Web page and app entries:
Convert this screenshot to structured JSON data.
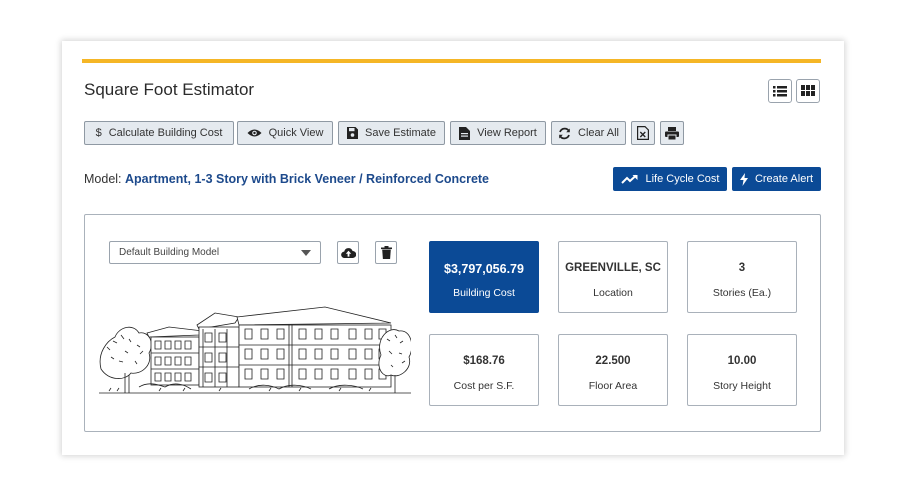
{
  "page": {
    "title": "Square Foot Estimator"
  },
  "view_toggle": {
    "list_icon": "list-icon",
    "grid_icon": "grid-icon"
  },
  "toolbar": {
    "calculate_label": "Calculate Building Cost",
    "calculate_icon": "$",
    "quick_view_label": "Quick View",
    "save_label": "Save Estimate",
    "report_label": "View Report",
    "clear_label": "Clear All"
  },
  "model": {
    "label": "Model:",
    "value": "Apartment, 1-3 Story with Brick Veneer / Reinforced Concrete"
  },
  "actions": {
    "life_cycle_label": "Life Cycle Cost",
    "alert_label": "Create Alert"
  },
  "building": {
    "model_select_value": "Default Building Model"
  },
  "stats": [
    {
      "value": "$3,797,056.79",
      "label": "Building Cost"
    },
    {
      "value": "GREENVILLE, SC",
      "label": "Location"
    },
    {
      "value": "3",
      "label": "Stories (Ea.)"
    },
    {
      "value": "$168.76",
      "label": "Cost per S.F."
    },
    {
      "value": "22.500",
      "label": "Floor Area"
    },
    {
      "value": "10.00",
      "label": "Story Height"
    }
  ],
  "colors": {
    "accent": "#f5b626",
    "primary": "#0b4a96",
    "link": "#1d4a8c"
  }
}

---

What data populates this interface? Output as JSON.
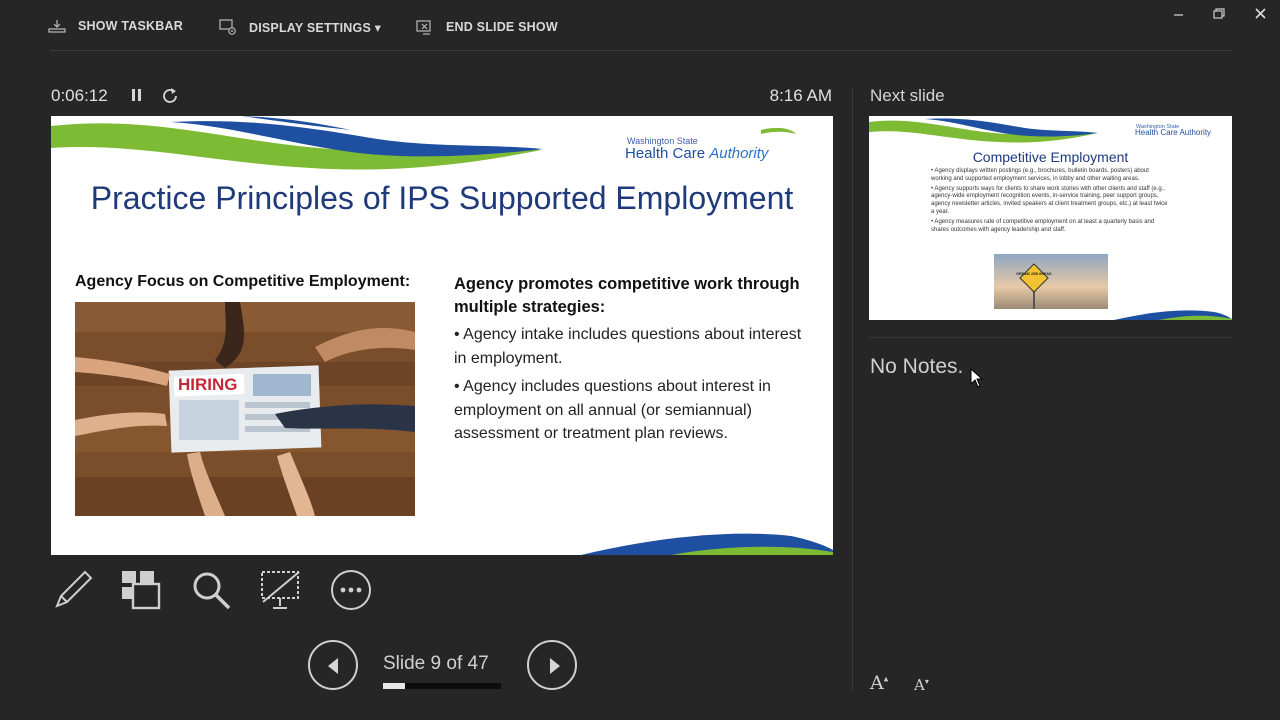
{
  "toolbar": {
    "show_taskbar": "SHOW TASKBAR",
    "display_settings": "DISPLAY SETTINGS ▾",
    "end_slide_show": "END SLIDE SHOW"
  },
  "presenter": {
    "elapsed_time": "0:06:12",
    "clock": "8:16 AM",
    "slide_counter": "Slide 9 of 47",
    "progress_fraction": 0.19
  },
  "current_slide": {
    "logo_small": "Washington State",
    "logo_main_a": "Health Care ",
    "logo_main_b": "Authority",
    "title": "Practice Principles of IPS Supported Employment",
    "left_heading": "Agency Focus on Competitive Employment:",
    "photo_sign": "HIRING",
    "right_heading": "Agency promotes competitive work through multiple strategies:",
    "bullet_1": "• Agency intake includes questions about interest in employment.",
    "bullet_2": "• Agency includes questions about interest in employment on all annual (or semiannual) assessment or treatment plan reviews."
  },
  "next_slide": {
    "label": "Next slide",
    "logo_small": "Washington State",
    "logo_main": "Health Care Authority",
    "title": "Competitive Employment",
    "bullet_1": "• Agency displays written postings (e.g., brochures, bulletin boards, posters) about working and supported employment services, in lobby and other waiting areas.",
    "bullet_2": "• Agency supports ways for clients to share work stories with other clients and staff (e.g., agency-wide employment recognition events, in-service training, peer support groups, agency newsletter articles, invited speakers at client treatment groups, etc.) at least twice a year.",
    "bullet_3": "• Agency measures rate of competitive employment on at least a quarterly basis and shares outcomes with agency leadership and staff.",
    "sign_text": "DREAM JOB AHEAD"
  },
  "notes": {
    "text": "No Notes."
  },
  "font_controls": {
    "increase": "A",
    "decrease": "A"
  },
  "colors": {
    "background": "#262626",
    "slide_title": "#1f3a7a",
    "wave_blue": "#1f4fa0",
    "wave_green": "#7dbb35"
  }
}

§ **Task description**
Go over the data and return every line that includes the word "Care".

§ **Completed exercise**
    "logo_main_a": "Health Care ",
    "logo_main": "Health Care Authority",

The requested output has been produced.